A Christmas Carol was written in a fallow period for Dickens. He was coming off a run of three under-performing books and was facing mounting debts from an extravagant lifestyle. We describe him as a literary rock-star. He’s 31. He’s not the Dickens that people think of. The curmudgeon, 50-year-old with the strange beard. He’s actually a young handsome man-about-town. We actually based his look on a portrait of him in Boston in 1842. And he looks amazing like Dan Stevens. He has a very similar vibe. He’s very energetic. He’s written Oliver Twist. He’s written Nicholas Nickleby. At 31! If I’d written Oliver Twist that young I’d have retired! He feels that he hasn’t proven himself. All of his books have been plagiarised and bootlegged. There’s no international copyright. He’s not made any money. He likes the finer things in life. He’s a ‘champagne socialist’. That’s part of his backstory. That’s the bit of his father. His father is very profligate and giving. He wanted the finer things in life but didn’t think of the consequences. And that’s his fear, that he’s turn into that. Because that led to his father going to debtors prison and him having to bail out the family. Which was his brush with poverty. He’s a rock-star, but he’s written three books Barnaby Rudge, Martin Chuzzlewit, and American Notes. And they’re the three books of his that I haven’t read as they’re kind of tedious. You read about two chapters and you’re like “Really?” and they’re all flops. He felt that they were important so he doesn’t understand. This is the rock-star with his difficult fourth album and he can’t quite get it out. And it’s actually stopping him from moving on and changing the world, which is what he did. So in this six weeks, this time-slice of his life, he not only wrote a book that’s still in print now, but has been published in every language in the world. It’s cross-cultural, people completely get it and they still find it incredibly relevant and important. It literally changed the laws of the land, I think, because it got people thinking about charity and philanthropy. And it undid his writer’s block. His next book was David Copperfield and he just went on to Great Expectations and on. Without this book we may not have had the Charles Dickens that we all know now.“

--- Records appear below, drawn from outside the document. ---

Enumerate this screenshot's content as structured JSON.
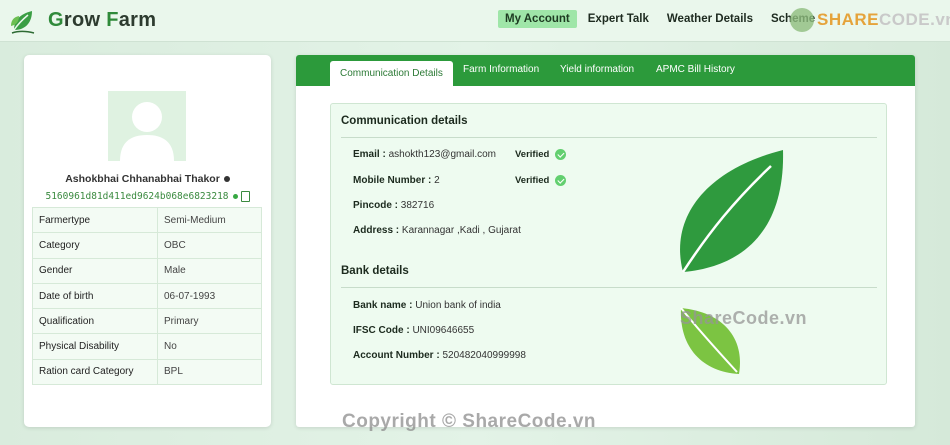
{
  "brand": {
    "name_initial": "G",
    "name_rest": "row ",
    "name_initial2": "F",
    "name_rest2": "arm"
  },
  "nav": {
    "items": [
      {
        "label": "My Account",
        "active": true
      },
      {
        "label": "Expert Talk",
        "active": false
      },
      {
        "label": "Weather Details",
        "active": false
      },
      {
        "label": "Scheme",
        "active": false
      }
    ]
  },
  "watermarks": {
    "top_left": "SHARE",
    "top_right": "CODE.vn",
    "middle": "ShareCode.vn",
    "bottom": "Copyright © ShareCode.vn"
  },
  "profile": {
    "name": "Ashokbhai Chhanabhai Thakor",
    "hash": "5160961d81d411ed9624b068e6823218",
    "fields": [
      {
        "key": "Farmertype",
        "value": "Semi-Medium"
      },
      {
        "key": "Category",
        "value": "OBC"
      },
      {
        "key": "Gender",
        "value": "Male"
      },
      {
        "key": "Date of birth",
        "value": "06-07-1993"
      },
      {
        "key": "Qualification",
        "value": "Primary"
      },
      {
        "key": "Physical Disability",
        "value": "No"
      },
      {
        "key": "Ration card Category",
        "value": "BPL"
      }
    ]
  },
  "tabs": [
    {
      "label": "Communication Details",
      "active": true
    },
    {
      "label": "Farm Information",
      "active": false
    },
    {
      "label": "Yield information",
      "active": false
    },
    {
      "label": "APMC Bill History",
      "active": false
    }
  ],
  "communication": {
    "title": "Communication details",
    "email_label": "Email :",
    "email": "ashokth123@gmail.com",
    "mobile_label": "Mobile Number :",
    "mobile": "2",
    "verified_label": "Verified",
    "pincode_label": "Pincode :",
    "pincode": "382716",
    "address_label": "Address :",
    "address": "Karannagar ,Kadi , Gujarat"
  },
  "bank": {
    "title": "Bank details",
    "name_label": "Bank name :",
    "name": "Union bank of india",
    "ifsc_label": "IFSC Code :",
    "ifsc": "UNI09646655",
    "account_label": "Account Number :",
    "account": "520482040999998"
  },
  "colors": {
    "accent": "#2c9a3b",
    "active_nav": "#9fe6a8",
    "leaf_dark": "#2f9a3e",
    "leaf_light": "#7cc442"
  }
}
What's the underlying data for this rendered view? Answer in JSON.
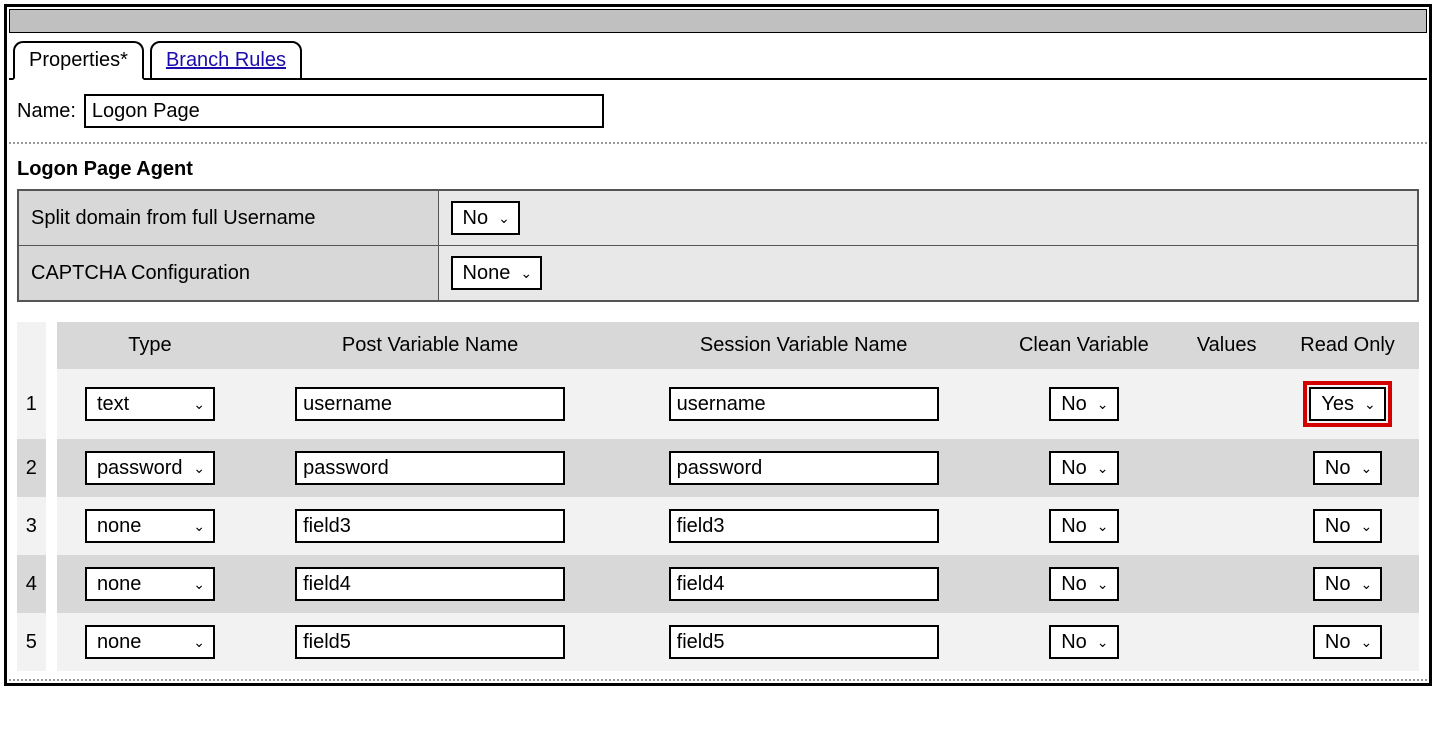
{
  "tabs": {
    "properties": "Properties*",
    "branch_rules": "Branch Rules"
  },
  "name_label": "Name:",
  "name_value": "Logon Page",
  "section_title": "Logon Page Agent",
  "settings": {
    "split_domain_label": "Split domain from full Username",
    "split_domain_value": "No",
    "captcha_label": "CAPTCHA Configuration",
    "captcha_value": "None"
  },
  "columns": {
    "type": "Type",
    "post": "Post Variable Name",
    "session": "Session Variable Name",
    "clean": "Clean Variable",
    "values": "Values",
    "readonly": "Read Only"
  },
  "rows": [
    {
      "n": "1",
      "type": "text",
      "post": "username",
      "session": "username",
      "clean": "No",
      "readonly": "Yes",
      "highlight": true
    },
    {
      "n": "2",
      "type": "password",
      "post": "password",
      "session": "password",
      "clean": "No",
      "readonly": "No",
      "highlight": false
    },
    {
      "n": "3",
      "type": "none",
      "post": "field3",
      "session": "field3",
      "clean": "No",
      "readonly": "No",
      "highlight": false
    },
    {
      "n": "4",
      "type": "none",
      "post": "field4",
      "session": "field4",
      "clean": "No",
      "readonly": "No",
      "highlight": false
    },
    {
      "n": "5",
      "type": "none",
      "post": "field5",
      "session": "field5",
      "clean": "No",
      "readonly": "No",
      "highlight": false
    }
  ]
}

The Christmas movie is a big deal… I didn’t realise that I was making a Christmas movie. I really didn’t realise. It’s only now, and especially in America. The Christmas movie is huge in America. People were like “You made a Christmas movie. This is going to be on forever.” and I was like “Have I made a Christmas movie? I have made a Christmas movie!” If I’d realised that I was making a Christmas movie I would never have begun. Having said that I referenced one of my favourite Christmas movies, Capra’s It’s a Wonderful Life. There’s a few references to that in this film for filmmakers to discover. It’s essentially A Christmas Carol in reverse, a good man being shown how much worse the world would be without him. But all good Christmas movies are. They are about that redemptive quality. I cite Groundhog Day as one of my favourite Christmas movies. It’s not a Christmas movie as it’s on Groundhog Day in February, but the mechanics of it, a man revisiting himself until he becomes a better human being, the mechanics of it are exactly the same. The other one I always reference is Die Hard. One of my favourite Christmas movies. And Planes, Trains and Automobiles, a Thanksgiving movie, but a Christmas one too. And in all of those movies…snow falls at the end. Even in Die Hard with paper falling from the office. It’s not going to snow in L.A., but they make it snow. Just like we did at the end of our movie. It’s got to snow.”